┌──

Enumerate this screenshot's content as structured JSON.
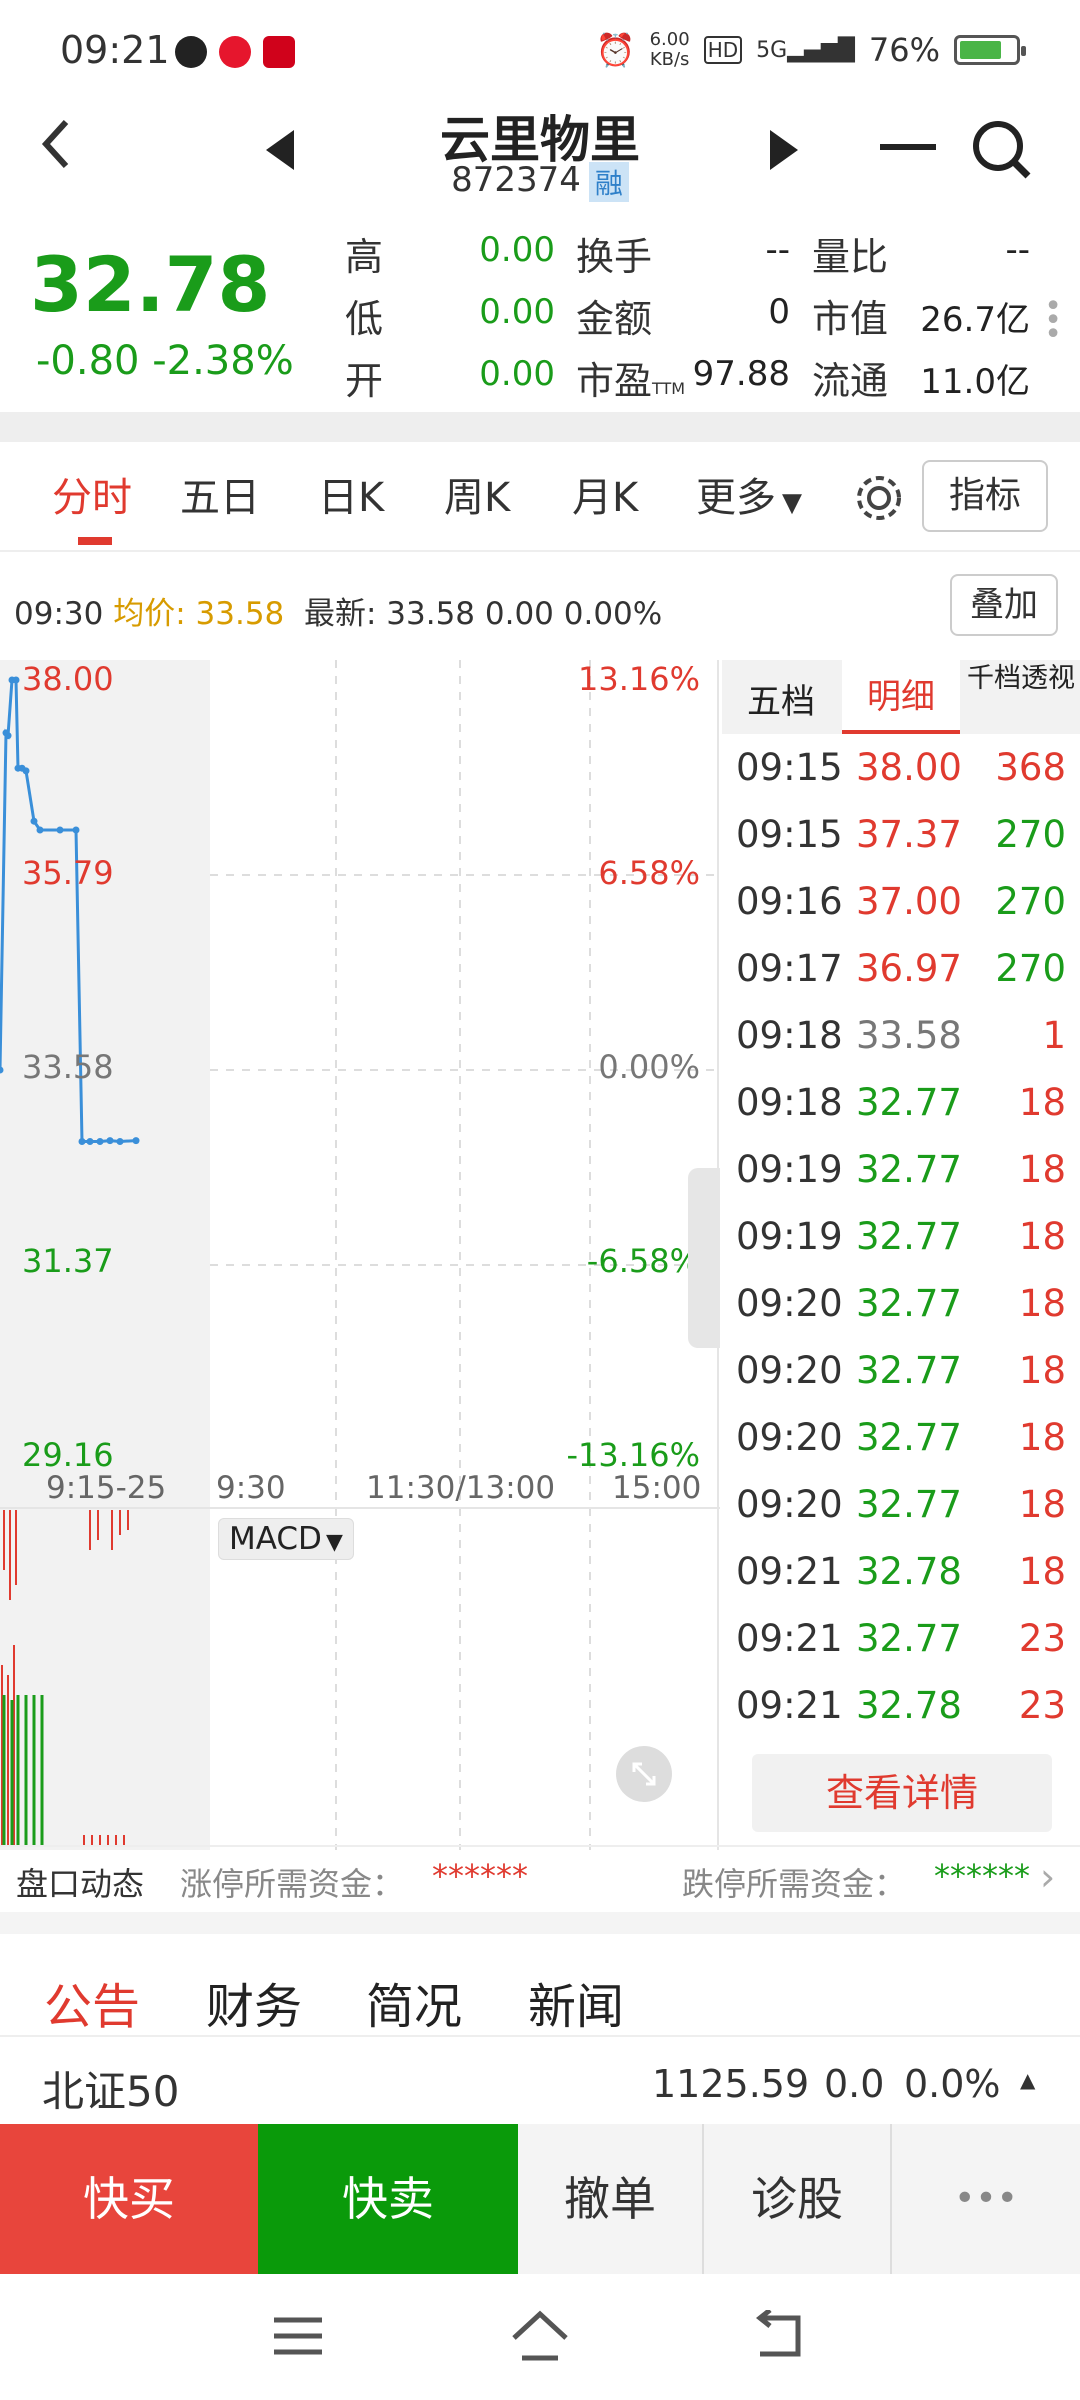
{
  "status_bar": {
    "time": "09:21",
    "net_speed_top": "6.00",
    "net_speed_bottom": "KB/s",
    "network": "5G",
    "battery": "76%",
    "battery_level": 0.76
  },
  "header": {
    "title": "云里物里",
    "code": "872374",
    "badge": "融"
  },
  "quote": {
    "price": "32.78",
    "change": "-0.80  -2.38%",
    "high_label": "高",
    "high_value": "0.00",
    "low_label": "低",
    "low_value": "0.00",
    "open_label": "开",
    "open_value": "0.00",
    "turnover_label": "换手",
    "turnover_value": "--",
    "amount_label": "金额",
    "amount_value": "0",
    "pe_label": "市盈",
    "pe_sub": "TTM",
    "pe_value": "97.88",
    "vol_ratio_label": "量比",
    "vol_ratio_value": "--",
    "mktcap_label": "市值",
    "mktcap_value": "26.7亿",
    "float_label": "流通",
    "float_value": "11.0亿"
  },
  "tabs": {
    "items": [
      "分时",
      "五日",
      "日K",
      "周K",
      "月K",
      "更多"
    ],
    "active": "分时",
    "indicator_button": "指标"
  },
  "info_line": {
    "time": "09:30",
    "avg_label": "均价:",
    "avg_value": "33.58",
    "latest": "最新: 33.58 0.00 0.00%",
    "overlay_button": "叠加"
  },
  "chart_data": {
    "type": "line",
    "y_left_ticks": [
      "38.00",
      "35.79",
      "33.58",
      "31.37",
      "29.16"
    ],
    "y_right_ticks": [
      "13.16%",
      "6.58%",
      "0.00%",
      "-6.58%",
      "-13.16%"
    ],
    "x_ticks": [
      "9:15-25",
      "9:30",
      "11:30/13:00",
      "15:00"
    ],
    "ylim": [
      29.16,
      38.0
    ],
    "series": [
      {
        "values": [
          33.58,
          37.4,
          37.37,
          38.0,
          38.0,
          37.0,
          37.0,
          36.97,
          36.4,
          36.3,
          36.3,
          36.3,
          32.77,
          32.77,
          32.77,
          32.78,
          32.77,
          32.78
        ]
      }
    ],
    "indicator_dropdown": "MACD"
  },
  "detail_panel": {
    "tabs": [
      "五档",
      "明细",
      "千档透视"
    ],
    "active_tab": "明细",
    "trades": [
      {
        "time": "09:15",
        "price": "38.00",
        "vol": "368",
        "price_color": "red",
        "vol_color": "red"
      },
      {
        "time": "09:15",
        "price": "37.37",
        "vol": "270",
        "price_color": "red",
        "vol_color": "green"
      },
      {
        "time": "09:16",
        "price": "37.00",
        "vol": "270",
        "price_color": "red",
        "vol_color": "green"
      },
      {
        "time": "09:17",
        "price": "36.97",
        "vol": "270",
        "price_color": "red",
        "vol_color": "green"
      },
      {
        "time": "09:18",
        "price": "33.58",
        "vol": "1",
        "price_color": "gray",
        "vol_color": "red"
      },
      {
        "time": "09:18",
        "price": "32.77",
        "vol": "18",
        "price_color": "green",
        "vol_color": "red"
      },
      {
        "time": "09:19",
        "price": "32.77",
        "vol": "18",
        "price_color": "green",
        "vol_color": "red"
      },
      {
        "time": "09:19",
        "price": "32.77",
        "vol": "18",
        "price_color": "green",
        "vol_color": "red"
      },
      {
        "time": "09:20",
        "price": "32.77",
        "vol": "18",
        "price_color": "green",
        "vol_color": "red"
      },
      {
        "time": "09:20",
        "price": "32.77",
        "vol": "18",
        "price_color": "green",
        "vol_color": "red"
      },
      {
        "time": "09:20",
        "price": "32.77",
        "vol": "18",
        "price_color": "green",
        "vol_color": "red"
      },
      {
        "time": "09:20",
        "price": "32.77",
        "vol": "18",
        "price_color": "green",
        "vol_color": "red"
      },
      {
        "time": "09:21",
        "price": "32.78",
        "vol": "18",
        "price_color": "green",
        "vol_color": "red"
      },
      {
        "time": "09:21",
        "price": "32.77",
        "vol": "23",
        "price_color": "green",
        "vol_color": "red"
      },
      {
        "time": "09:21",
        "price": "32.78",
        "vol": "23",
        "price_color": "green",
        "vol_color": "red"
      }
    ],
    "view_details_button": "查看详情"
  },
  "dynamics": {
    "label": "盘口动态",
    "limit_up_label": "涨停所需资金：",
    "limit_up_value": "******",
    "limit_down_label": "跌停所需资金：",
    "limit_down_value": "******"
  },
  "news_tabs": [
    "公告",
    "财务",
    "简况",
    "新闻"
  ],
  "index_bar": {
    "name": "北证50",
    "value": "1125.59",
    "change": "0.0",
    "pct": "0.0%"
  },
  "actions": {
    "buy": "快买",
    "sell": "快卖",
    "cancel": "撤单",
    "diagnose": "诊股",
    "more": "•••"
  },
  "colors": {
    "up_red": "#e03a2f",
    "down_green": "#1a9c1a",
    "line_blue": "#3a8fd9",
    "avg_yellow": "#d79b00"
  }
}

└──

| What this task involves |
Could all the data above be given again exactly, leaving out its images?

| Expected answer |
Enumerate this screenshot's content as structured JSON.
{
  "status_bar": {
    "time": "09:21",
    "net_speed_top": "6.00",
    "net_speed_bottom": "KB/s",
    "network": "5G",
    "battery": "76%",
    "battery_level": 0.76
  },
  "header": {
    "title": "云里物里",
    "code": "872374",
    "badge": "融"
  },
  "quote": {
    "price": "32.78",
    "change": "-0.80  -2.38%",
    "high_label": "高",
    "high_value": "0.00",
    "low_label": "低",
    "low_value": "0.00",
    "open_label": "开",
    "open_value": "0.00",
    "turnover_label": "换手",
    "turnover_value": "--",
    "amount_label": "金额",
    "amount_value": "0",
    "pe_label": "市盈",
    "pe_sub": "TTM",
    "pe_value": "97.88",
    "vol_ratio_label": "量比",
    "vol_ratio_value": "--",
    "mktcap_label": "市值",
    "mktcap_value": "26.7亿",
    "float_label": "流通",
    "float_value": "11.0亿"
  },
  "tabs": {
    "items": [
      "分时",
      "五日",
      "日K",
      "周K",
      "月K",
      "更多"
    ],
    "active": "分时",
    "indicator_button": "指标"
  },
  "info_line": {
    "time": "09:30",
    "avg_label": "均价:",
    "avg_value": "33.58",
    "latest": "最新: 33.58 0.00 0.00%",
    "overlay_button": "叠加"
  },
  "chart_data": {
    "type": "line",
    "y_left_ticks": [
      "38.00",
      "35.79",
      "33.58",
      "31.37",
      "29.16"
    ],
    "y_right_ticks": [
      "13.16%",
      "6.58%",
      "0.00%",
      "-6.58%",
      "-13.16%"
    ],
    "x_ticks": [
      "9:15-25",
      "9:30",
      "11:30/13:00",
      "15:00"
    ],
    "ylim": [
      29.16,
      38.0
    ],
    "series": [
      {
        "values": [
          33.58,
          37.4,
          37.37,
          38.0,
          38.0,
          37.0,
          37.0,
          36.97,
          36.4,
          36.3,
          36.3,
          36.3,
          32.77,
          32.77,
          32.77,
          32.78,
          32.77,
          32.78
        ]
      }
    ],
    "indicator_dropdown": "MACD"
  },
  "detail_panel": {
    "tabs": [
      "五档",
      "明细",
      "千档透视"
    ],
    "active_tab": "明细",
    "trades": [
      {
        "time": "09:15",
        "price": "38.00",
        "vol": "368",
        "price_color": "red",
        "vol_color": "red"
      },
      {
        "time": "09:15",
        "price": "37.37",
        "vol": "270",
        "price_color": "red",
        "vol_color": "green"
      },
      {
        "time": "09:16",
        "price": "37.00",
        "vol": "270",
        "price_color": "red",
        "vol_color": "green"
      },
      {
        "time": "09:17",
        "price": "36.97",
        "vol": "270",
        "price_color": "red",
        "vol_color": "green"
      },
      {
        "time": "09:18",
        "price": "33.58",
        "vol": "1",
        "price_color": "gray",
        "vol_color": "red"
      },
      {
        "time": "09:18",
        "price": "32.77",
        "vol": "18",
        "price_color": "green",
        "vol_color": "red"
      },
      {
        "time": "09:19",
        "price": "32.77",
        "vol": "18",
        "price_color": "green",
        "vol_color": "red"
      },
      {
        "time": "09:19",
        "price": "32.77",
        "vol": "18",
        "price_color": "green",
        "vol_color": "red"
      },
      {
        "time": "09:20",
        "price": "32.77",
        "vol": "18",
        "price_color": "green",
        "vol_color": "red"
      },
      {
        "time": "09:20",
        "price": "32.77",
        "vol": "18",
        "price_color": "green",
        "vol_color": "red"
      },
      {
        "time": "09:20",
        "price": "32.77",
        "vol": "18",
        "price_color": "green",
        "vol_color": "red"
      },
      {
        "time": "09:20",
        "price": "32.77",
        "vol": "18",
        "price_color": "green",
        "vol_color": "red"
      },
      {
        "time": "09:21",
        "price": "32.78",
        "vol": "18",
        "price_color": "green",
        "vol_color": "red"
      },
      {
        "time": "09:21",
        "price": "32.77",
        "vol": "23",
        "price_color": "green",
        "vol_color": "red"
      },
      {
        "time": "09:21",
        "price": "32.78",
        "vol": "23",
        "price_color": "green",
        "vol_color": "red"
      }
    ],
    "view_details_button": "查看详情"
  },
  "dynamics": {
    "label": "盘口动态",
    "limit_up_label": "涨停所需资金：",
    "limit_up_value": "******",
    "limit_down_label": "跌停所需资金：",
    "limit_down_value": "******"
  },
  "news_tabs": [
    "公告",
    "财务",
    "简况",
    "新闻"
  ],
  "index_bar": {
    "name": "北证50",
    "value": "1125.59",
    "change": "0.0",
    "pct": "0.0%"
  },
  "actions": {
    "buy": "快买",
    "sell": "快卖",
    "cancel": "撤单",
    "diagnose": "诊股",
    "more": "•••"
  },
  "colors": {
    "up_red": "#e03a2f",
    "down_green": "#1a9c1a",
    "line_blue": "#3a8fd9",
    "avg_yellow": "#d79b00"
  }
}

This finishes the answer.